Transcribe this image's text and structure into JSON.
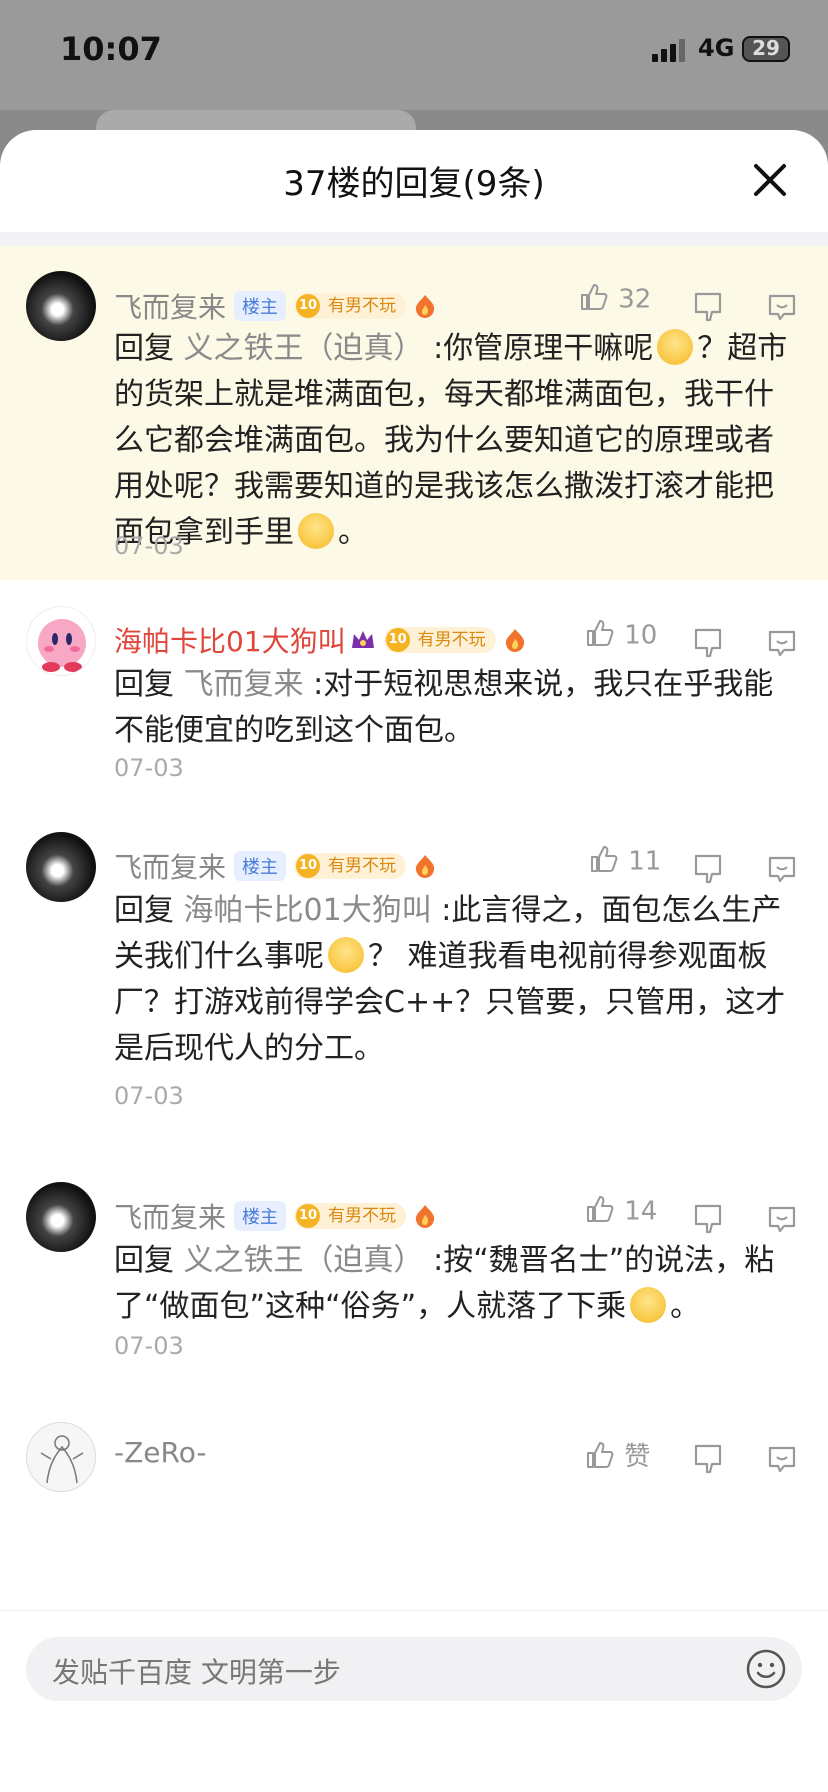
{
  "status": {
    "time": "10:07",
    "network": "4G",
    "battery": "29"
  },
  "sheet": {
    "title": "37楼的回复(9条)"
  },
  "comments": [
    {
      "name": "飞而复来",
      "owner_badge": "楼主",
      "level": "10",
      "level_title": "有男不玩",
      "likes": "32",
      "reply_prefix": "回复",
      "reply_target": "义之铁王（迫真）",
      "text_a": ":你管原理干嘛呢",
      "text_b": "？超市的货架上就是堆满面包，每天都堆满面包，我干什么它都会堆满面包。我为什么要知道它的原理或者用处呢？我需要知道的是我该怎么撒泼打滚才能把面包拿到手里",
      "text_c": "。",
      "date": "07-03"
    },
    {
      "name": "海帕卡比01大狗叫",
      "level": "10",
      "level_title": "有男不玩",
      "likes": "10",
      "reply_prefix": "回复",
      "reply_target": "飞而复来",
      "text_a": ":对于短视思想来说，我只在乎我能不能便宜的吃到这个面包。",
      "date": "07-03"
    },
    {
      "name": "飞而复来",
      "owner_badge": "楼主",
      "level": "10",
      "level_title": "有男不玩",
      "likes": "11",
      "reply_prefix": "回复",
      "reply_target": "海帕卡比01大狗叫",
      "text_a": ":此言得之，面包怎么生产关我们什么事呢",
      "text_b": "？ 难道我看电视前得参观面板厂？打游戏前得学会C++？只管要，只管用，这才是后现代人的分工。",
      "date": "07-03"
    },
    {
      "name": "飞而复来",
      "owner_badge": "楼主",
      "level": "10",
      "level_title": "有男不玩",
      "likes": "14",
      "reply_prefix": "回复",
      "reply_target": "义之铁王（迫真）",
      "text_a": ":按“魏晋名士”的说法，粘了“做面包”这种“俗务”，人就落了下乘",
      "text_b": "。",
      "date": "07-03"
    },
    {
      "name": "-ZeRo-",
      "likes": "赞"
    }
  ],
  "input": {
    "placeholder": "发贴千百度 文明第一步"
  },
  "colors": {
    "highlight": "#fdf9e7",
    "name_red": "#e0463b",
    "owner_badge": "#4a7cd9",
    "level_gold": "#f5b323"
  }
}
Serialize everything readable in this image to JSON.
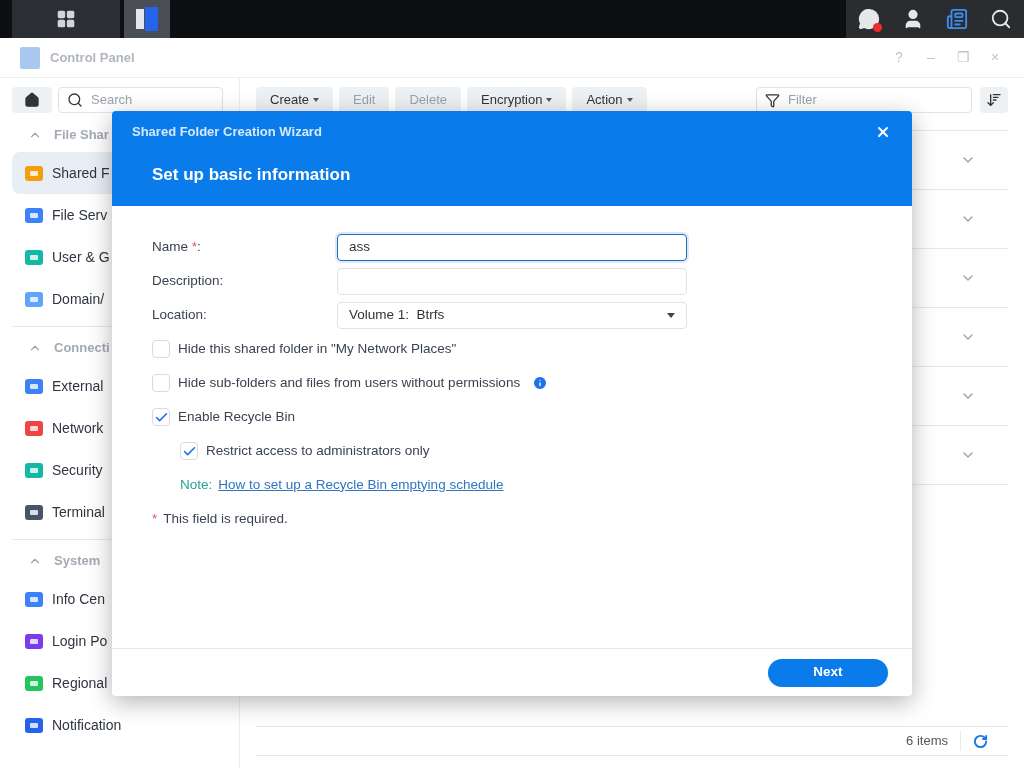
{
  "window": {
    "title": "Control Panel",
    "controls": [
      "?",
      "–",
      "❐",
      "×"
    ]
  },
  "sidebar": {
    "search": {
      "placeholder": "Search"
    },
    "sections": [
      {
        "title": "File Shar",
        "expanded": true,
        "items": [
          {
            "label": "Shared F",
            "selected": true
          },
          {
            "label": "File Serv",
            "selected": false
          },
          {
            "label": "User & G",
            "selected": false
          },
          {
            "label": "Domain/",
            "selected": false
          }
        ]
      },
      {
        "title": "Connecti",
        "expanded": true,
        "items": [
          {
            "label": "External",
            "selected": false
          },
          {
            "label": "Network",
            "selected": false
          },
          {
            "label": "Security",
            "selected": false
          },
          {
            "label": "Terminal",
            "selected": false
          }
        ]
      },
      {
        "title": "System",
        "expanded": true,
        "items": [
          {
            "label": "Info Cen",
            "selected": false
          },
          {
            "label": "Login Po",
            "selected": false
          },
          {
            "label": "Regional",
            "selected": false
          },
          {
            "label": "Notification",
            "selected": false
          }
        ]
      }
    ]
  },
  "toolbar": {
    "buttons": [
      {
        "label": "Create",
        "dropdown": true,
        "disabled": false
      },
      {
        "label": "Edit",
        "dropdown": false,
        "disabled": true
      },
      {
        "label": "Delete",
        "dropdown": false,
        "disabled": true
      },
      {
        "label": "Encryption",
        "dropdown": true,
        "disabled": false
      },
      {
        "label": "Action",
        "dropdown": true,
        "disabled": false
      }
    ],
    "filter": {
      "placeholder": "Filter"
    }
  },
  "list": {
    "rows": [
      {
        "expanded": false
      },
      {
        "expanded": false
      },
      {
        "expanded": false
      },
      {
        "expanded": false
      },
      {
        "expanded": false
      },
      {
        "expanded": false
      }
    ],
    "count": "6 items"
  },
  "dialog": {
    "title": "Shared Folder Creation Wizard",
    "heading": "Set up basic information",
    "fields": [
      {
        "kind": "text",
        "label": "Name ",
        "required": "*",
        "tail": ":",
        "value": "ass",
        "focused": true
      },
      {
        "kind": "text",
        "label": "Description:",
        "focused": false
      },
      {
        "kind": "select",
        "label": "Location:",
        "value": "Volume 1:  Btrfs"
      }
    ],
    "options": [
      {
        "label": "Hide this shared folder in \"My Network Places\"",
        "checked": false
      },
      {
        "label": "Hide sub-folders and files from users without permissions",
        "checked": false,
        "info": true
      },
      {
        "label": "Enable Recycle Bin",
        "checked": true,
        "children": [
          {
            "label": "Restrict access to administrators only",
            "checked": true
          }
        ],
        "note": {
          "label": "Note:",
          "link": "How to set up a Recycle Bin emptying schedule"
        }
      }
    ],
    "footnote": {
      "mark": "*",
      "text": "This field is required."
    },
    "buttons": [
      {
        "label": "Next"
      }
    ]
  }
}
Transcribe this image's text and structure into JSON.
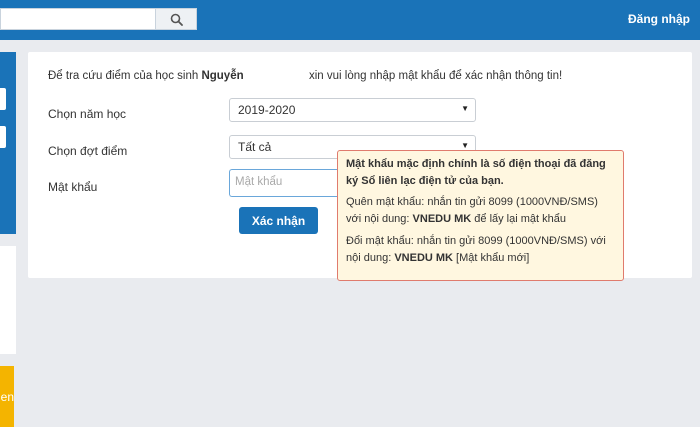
{
  "header": {
    "search_value": "",
    "search_icon": "search-icon",
    "login_label": "Đăng nhập",
    "bg_color": "#1a73b8"
  },
  "left_sidebar": {
    "yellow_text": "en"
  },
  "form": {
    "intro_prefix": "Để tra cứu điểm của học sinh ",
    "student_name": "Nguyễn",
    "intro_suffix": "xin vui lòng nhập mật khẩu để xác nhận thông tin!",
    "year_label": "Chọn năm học",
    "year_value": "2019-2020",
    "period_label": "Chọn đợt điểm",
    "period_value": "Tất cả",
    "password_label": "Mật khẩu",
    "password_placeholder": "Mật khẩu",
    "submit_label": "Xác nhận"
  },
  "tooltip": {
    "title": "Mật khẩu mặc định chính là số điện thoại đã đăng ký Sổ liên lạc điện tử của bạn.",
    "forgot_text": "Quên mật khẩu: nhắn tin gửi 8099 (1000VNĐ/SMS) với nội dung: ",
    "forgot_code": "VNEDU MK",
    "forgot_suffix": " để lấy lại mật khẩu",
    "change_text": "Đổi mật khẩu: nhắn tin gửi 8099 (1000VNĐ/SMS) với nội dung: ",
    "change_code": "VNEDU MK",
    "change_suffix": " [Mật khẩu mới]",
    "border_color": "#e07b6d",
    "bg_color": "#fff7e0"
  }
}
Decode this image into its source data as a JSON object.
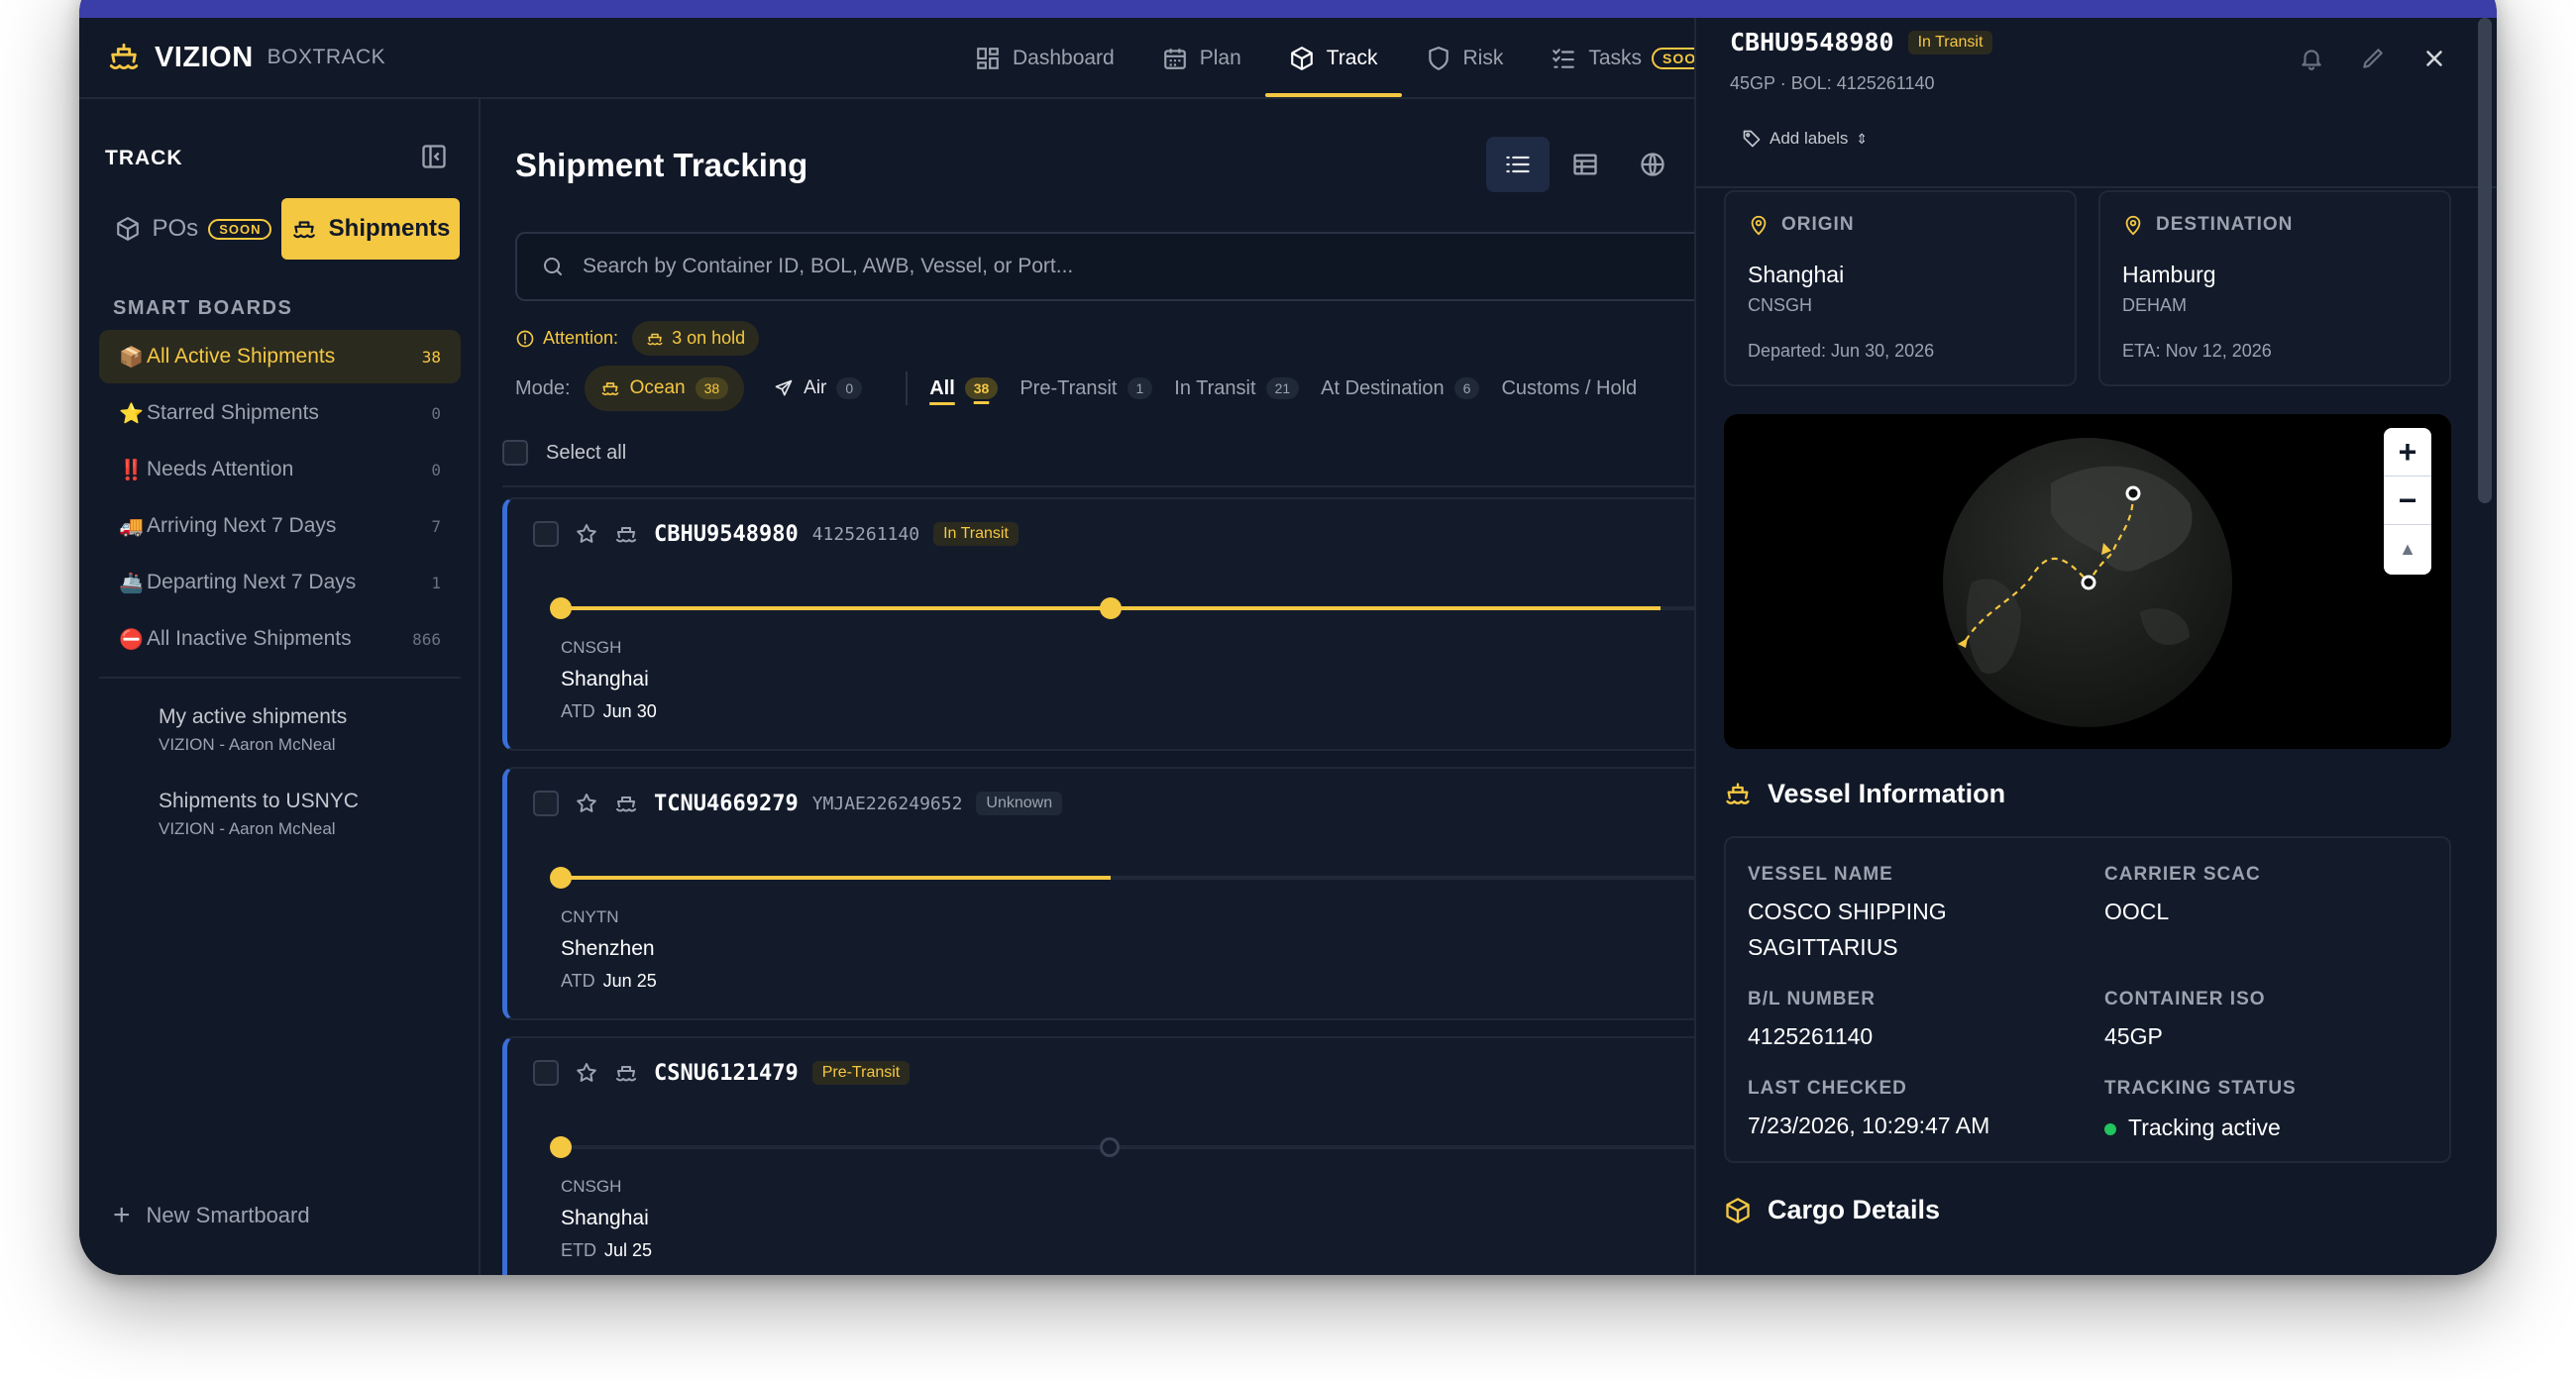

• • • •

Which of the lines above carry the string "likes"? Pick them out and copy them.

Output for this exercise:
      "likes": "32",
      "likes": "10",
      "likes": "11",
      "likes": "14",
      "likes": "赞"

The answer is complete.